Bottom Line: Pandoraviruses show a distant relationship with other nucleocytoplasmic large DNA viruses (NCLDV) of eukaryotes, lack some of the NCLDV core genes and in particular do not appear to be specifically related to the other, better characterized family of giant viruses, the Mimiviridae.Here we report phylogenetic analysis of 6 core NCLDV genes that confidently places Pandoraviruses within the family Phycodnaviridae, with an apparent specific affinity with Coccolithoviruses.We conclude that, despite their many unusual characteristics, Pandoraviruses are highly derived phycodnaviruses.

View Article: PubMed Central - HTML - PubMed

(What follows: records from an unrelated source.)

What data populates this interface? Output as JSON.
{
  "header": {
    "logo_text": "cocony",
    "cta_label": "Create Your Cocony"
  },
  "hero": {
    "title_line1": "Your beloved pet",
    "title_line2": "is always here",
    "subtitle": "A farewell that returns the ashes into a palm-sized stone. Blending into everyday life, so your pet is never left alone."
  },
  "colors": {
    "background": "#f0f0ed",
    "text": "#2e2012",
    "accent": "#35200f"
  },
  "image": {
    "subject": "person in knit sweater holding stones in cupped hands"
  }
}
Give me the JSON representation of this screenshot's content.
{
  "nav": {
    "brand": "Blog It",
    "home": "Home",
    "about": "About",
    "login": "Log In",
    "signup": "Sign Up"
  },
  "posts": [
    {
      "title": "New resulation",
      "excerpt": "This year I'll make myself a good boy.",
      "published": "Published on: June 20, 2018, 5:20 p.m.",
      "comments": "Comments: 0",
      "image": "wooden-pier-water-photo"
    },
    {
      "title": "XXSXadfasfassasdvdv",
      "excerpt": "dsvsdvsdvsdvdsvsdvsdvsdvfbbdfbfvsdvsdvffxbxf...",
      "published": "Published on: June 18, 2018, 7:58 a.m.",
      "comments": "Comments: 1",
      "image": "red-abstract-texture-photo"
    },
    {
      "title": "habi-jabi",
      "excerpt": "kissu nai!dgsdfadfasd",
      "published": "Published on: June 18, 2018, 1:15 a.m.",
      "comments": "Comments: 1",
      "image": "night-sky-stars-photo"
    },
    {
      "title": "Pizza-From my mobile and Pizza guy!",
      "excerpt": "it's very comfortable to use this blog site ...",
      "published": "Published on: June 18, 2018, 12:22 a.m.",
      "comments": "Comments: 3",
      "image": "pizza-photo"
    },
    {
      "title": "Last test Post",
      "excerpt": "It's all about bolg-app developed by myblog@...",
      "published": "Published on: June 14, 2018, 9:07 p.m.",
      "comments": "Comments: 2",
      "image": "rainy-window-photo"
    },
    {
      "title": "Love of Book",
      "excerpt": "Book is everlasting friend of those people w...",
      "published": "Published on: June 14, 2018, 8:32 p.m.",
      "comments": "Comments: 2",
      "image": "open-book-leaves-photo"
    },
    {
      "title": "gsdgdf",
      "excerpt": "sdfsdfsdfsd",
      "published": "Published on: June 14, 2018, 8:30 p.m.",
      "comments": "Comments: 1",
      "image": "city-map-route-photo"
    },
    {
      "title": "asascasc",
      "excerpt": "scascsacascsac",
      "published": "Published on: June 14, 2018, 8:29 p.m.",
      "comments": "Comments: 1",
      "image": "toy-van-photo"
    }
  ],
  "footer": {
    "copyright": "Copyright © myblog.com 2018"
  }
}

Affiliation: National Center for Biotechnology Information, National Library of Medicine, National Institutes of Health, Bethesda, MD 20894, USA. koonin@ncbi.nlm.nih.gov.

ABSTRACT
The recently discovered Pandoraviruses are by far the largest viruses known, with their 2 megabase genomes exceeding in size the genomes of numerous bacteria and archaea. Pandoraviruses show a distant relationship with other nucleocytoplasmic large DNA viruses (NCLDV) of eukaryotes, lack some of the NCLDV core genes and in particular do not appear to be specifically related to the other, better characterized family of giant viruses, the Mimiviridae. Here we report phylogenetic analysis of 6 core NCLDV genes that confidently places Pandoraviruses within the family Phycodnaviridae, with an apparent specific affinity with Coccolithoviruses. We conclude that, despite their many unusual characteristics, Pandoraviruses are highly derived phycodnaviruses. These findings imply that giant viruses have independently evolved from smaller NCLDV on at least two occasions.

Show MeSH
Related in: MedlinePlus